And that’s a good rule. I really don’t need to know that Jack Bauer was beat up in the 2nd grade by the 4th grade girl he had a crush on. I just need to know the guy’s got issues. The writers of 24 did (insert magic here) to make Jack a believable protagonist. I know it’s there, I just can’t say where.
That’s what hidden backstory is: the magic that makes it real.
This link has been floating around on facebook. It’s the backstory behind Toy Story. The theory (unconfirmed by the writers) is that Andy’s mom is the little girl from Toy Story 2 who gave up Jessie. The writer of the blog does a great job of piecing together his facts. Andy’s hat, the flashback from TS2, etc. It all fits.
Now, it’s unlikely that any of us watched Toy Story 2 and managed to piece all that together (unless you really, really need to get a girlfriend). That backstory was never, ever given to us in any of the Toy Story movies, not even in snippets.
But did the Pixar writers plan all that backstory? My guess is “yes.”
So why didn’t they clue us in on their genius? The same reason a magician doesn’t tell you how a trick was done. Never give up the secret to your magic.
“But Ron,” you quip, complain, or object, “that’s different. Stories should be told. Nothing left out.”
Why? Would TS1, 2, or 3 have been any better had you known that secret? I don’t think so. But a part of you knew the story was much deeper than what you could see, much like the old iceberg theory–most of it is below the surface.

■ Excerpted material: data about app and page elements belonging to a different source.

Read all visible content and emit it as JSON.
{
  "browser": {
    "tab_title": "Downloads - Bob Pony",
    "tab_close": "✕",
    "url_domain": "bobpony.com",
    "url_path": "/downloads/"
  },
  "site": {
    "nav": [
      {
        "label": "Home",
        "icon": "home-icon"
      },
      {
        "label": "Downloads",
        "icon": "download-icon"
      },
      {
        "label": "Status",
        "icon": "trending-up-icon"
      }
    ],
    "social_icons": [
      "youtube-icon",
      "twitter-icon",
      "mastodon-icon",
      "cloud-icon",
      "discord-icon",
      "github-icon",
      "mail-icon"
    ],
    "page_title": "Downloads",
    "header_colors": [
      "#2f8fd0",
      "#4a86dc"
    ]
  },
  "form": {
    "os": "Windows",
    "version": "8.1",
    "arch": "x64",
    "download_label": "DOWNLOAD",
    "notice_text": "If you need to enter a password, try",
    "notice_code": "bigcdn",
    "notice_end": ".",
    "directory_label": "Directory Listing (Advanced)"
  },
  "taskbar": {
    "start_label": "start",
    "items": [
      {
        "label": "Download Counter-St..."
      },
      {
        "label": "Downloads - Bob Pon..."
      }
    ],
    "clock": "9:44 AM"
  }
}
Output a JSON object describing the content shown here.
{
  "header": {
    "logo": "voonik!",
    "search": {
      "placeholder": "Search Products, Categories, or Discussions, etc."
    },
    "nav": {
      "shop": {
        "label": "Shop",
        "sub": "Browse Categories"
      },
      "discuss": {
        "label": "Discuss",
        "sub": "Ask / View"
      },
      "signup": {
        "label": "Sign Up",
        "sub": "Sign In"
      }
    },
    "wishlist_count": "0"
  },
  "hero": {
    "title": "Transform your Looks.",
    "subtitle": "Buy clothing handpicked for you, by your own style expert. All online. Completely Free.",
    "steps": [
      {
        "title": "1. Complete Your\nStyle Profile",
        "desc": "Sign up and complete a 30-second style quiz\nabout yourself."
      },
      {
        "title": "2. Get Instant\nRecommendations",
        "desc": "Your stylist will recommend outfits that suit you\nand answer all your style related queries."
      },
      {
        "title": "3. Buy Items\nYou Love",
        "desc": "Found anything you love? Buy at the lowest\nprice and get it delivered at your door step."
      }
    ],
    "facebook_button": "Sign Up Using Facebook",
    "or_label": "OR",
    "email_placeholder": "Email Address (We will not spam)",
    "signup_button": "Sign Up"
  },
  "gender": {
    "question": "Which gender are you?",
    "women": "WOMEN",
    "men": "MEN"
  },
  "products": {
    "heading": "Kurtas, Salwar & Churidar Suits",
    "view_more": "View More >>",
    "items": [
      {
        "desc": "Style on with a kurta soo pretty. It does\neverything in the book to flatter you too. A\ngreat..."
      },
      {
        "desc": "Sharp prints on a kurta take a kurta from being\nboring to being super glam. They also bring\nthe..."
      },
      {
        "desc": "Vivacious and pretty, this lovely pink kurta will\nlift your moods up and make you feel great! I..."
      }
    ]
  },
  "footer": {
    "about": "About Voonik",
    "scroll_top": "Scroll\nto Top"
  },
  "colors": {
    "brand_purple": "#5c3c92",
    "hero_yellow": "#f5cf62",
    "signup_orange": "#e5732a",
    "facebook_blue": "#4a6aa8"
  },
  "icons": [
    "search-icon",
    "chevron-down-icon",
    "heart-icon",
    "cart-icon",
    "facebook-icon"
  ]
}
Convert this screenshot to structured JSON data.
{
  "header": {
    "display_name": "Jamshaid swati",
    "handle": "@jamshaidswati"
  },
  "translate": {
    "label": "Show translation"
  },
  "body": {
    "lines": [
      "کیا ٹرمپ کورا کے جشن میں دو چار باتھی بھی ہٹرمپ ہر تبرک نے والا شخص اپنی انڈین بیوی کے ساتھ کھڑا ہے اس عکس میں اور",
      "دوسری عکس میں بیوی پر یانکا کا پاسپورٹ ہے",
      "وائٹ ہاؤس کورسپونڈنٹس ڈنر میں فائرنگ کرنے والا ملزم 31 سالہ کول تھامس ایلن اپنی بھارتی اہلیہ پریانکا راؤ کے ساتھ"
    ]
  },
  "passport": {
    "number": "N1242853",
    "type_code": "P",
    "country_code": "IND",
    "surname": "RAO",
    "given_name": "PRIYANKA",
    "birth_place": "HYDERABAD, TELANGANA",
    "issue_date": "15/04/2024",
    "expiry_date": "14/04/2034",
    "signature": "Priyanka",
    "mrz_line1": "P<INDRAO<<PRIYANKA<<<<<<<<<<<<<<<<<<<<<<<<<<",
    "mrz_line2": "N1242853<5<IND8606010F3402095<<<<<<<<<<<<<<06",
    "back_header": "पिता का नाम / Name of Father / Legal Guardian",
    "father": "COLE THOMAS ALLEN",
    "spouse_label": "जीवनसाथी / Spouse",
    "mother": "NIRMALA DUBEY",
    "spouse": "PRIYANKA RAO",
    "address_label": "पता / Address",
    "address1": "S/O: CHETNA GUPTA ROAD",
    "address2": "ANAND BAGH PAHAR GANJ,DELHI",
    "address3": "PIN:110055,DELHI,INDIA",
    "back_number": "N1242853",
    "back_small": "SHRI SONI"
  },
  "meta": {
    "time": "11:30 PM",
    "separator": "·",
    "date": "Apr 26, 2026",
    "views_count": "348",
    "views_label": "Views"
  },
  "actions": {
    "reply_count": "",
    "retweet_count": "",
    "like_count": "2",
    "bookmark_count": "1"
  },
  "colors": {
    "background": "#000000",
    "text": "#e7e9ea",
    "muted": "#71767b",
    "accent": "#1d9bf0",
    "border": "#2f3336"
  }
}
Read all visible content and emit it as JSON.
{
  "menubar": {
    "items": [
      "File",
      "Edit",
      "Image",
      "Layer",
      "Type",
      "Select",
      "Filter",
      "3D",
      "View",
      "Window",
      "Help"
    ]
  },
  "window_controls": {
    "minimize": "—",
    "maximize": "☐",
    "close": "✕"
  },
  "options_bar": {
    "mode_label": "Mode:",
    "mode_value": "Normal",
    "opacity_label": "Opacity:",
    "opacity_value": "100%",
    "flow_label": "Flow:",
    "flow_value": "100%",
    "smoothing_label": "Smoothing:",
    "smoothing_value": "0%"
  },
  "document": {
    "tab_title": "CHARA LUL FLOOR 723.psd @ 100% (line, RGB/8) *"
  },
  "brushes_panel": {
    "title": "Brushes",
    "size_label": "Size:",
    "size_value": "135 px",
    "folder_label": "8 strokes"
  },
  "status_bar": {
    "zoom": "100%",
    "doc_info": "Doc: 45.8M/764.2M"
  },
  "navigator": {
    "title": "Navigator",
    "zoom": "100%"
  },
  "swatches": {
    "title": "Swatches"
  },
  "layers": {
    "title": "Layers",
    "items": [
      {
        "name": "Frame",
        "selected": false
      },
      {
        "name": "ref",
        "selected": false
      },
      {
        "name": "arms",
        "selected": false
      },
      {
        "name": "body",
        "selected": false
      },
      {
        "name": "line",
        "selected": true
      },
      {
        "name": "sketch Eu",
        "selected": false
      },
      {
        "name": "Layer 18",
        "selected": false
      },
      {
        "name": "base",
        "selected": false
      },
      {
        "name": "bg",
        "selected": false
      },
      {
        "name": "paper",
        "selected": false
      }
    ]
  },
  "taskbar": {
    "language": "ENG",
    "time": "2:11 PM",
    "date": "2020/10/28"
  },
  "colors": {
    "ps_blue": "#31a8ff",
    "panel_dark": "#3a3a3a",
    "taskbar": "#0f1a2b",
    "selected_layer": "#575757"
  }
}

So this little blog post about Andy’s mom, which may not even be true, but I suspect it is, got me thinking. Where’s my 80% of the iceberg? Have I done enough to create this character and this story world so that I am convinced it could be real? Because if I’m not convinced, I have no right to expect a reader in Santa Fe to be convinced.
Mind you, you or I probably don’t have to actually write one-thousand pages of backstory for a two-hundred page novel, but we can create it in our heads. Just write down the critical points. Think of it as a slide show (a real one, where your dad set up a screen and pulled out your most embarrassing moments for all the neighbors).
Use the example in the Toy Story blog. The little girl gave up her doll. Man…how could I tie that in to add depth. Hey, let’s set the timetable so that the little girl is Andy’s mom\grandmother\aunt…whatever works best. The key is to tie your characters together.
Maybe your hero, like Jack Bauer (I made that up btw), was beaten up by his crush in elementary school. What would be a wonderful coincidence? What if your hero, a cop, answers a domestic dispute call and finds she still hasn’t changed after all these years. Sounds like a romance in the making to me. Okay, it’s bad, but you get the picture.
Create your hidden backstory like the magician creates his tricks. He knows all the secrets before the final illusion is made public. Do the same with your characters and watch the magic happen!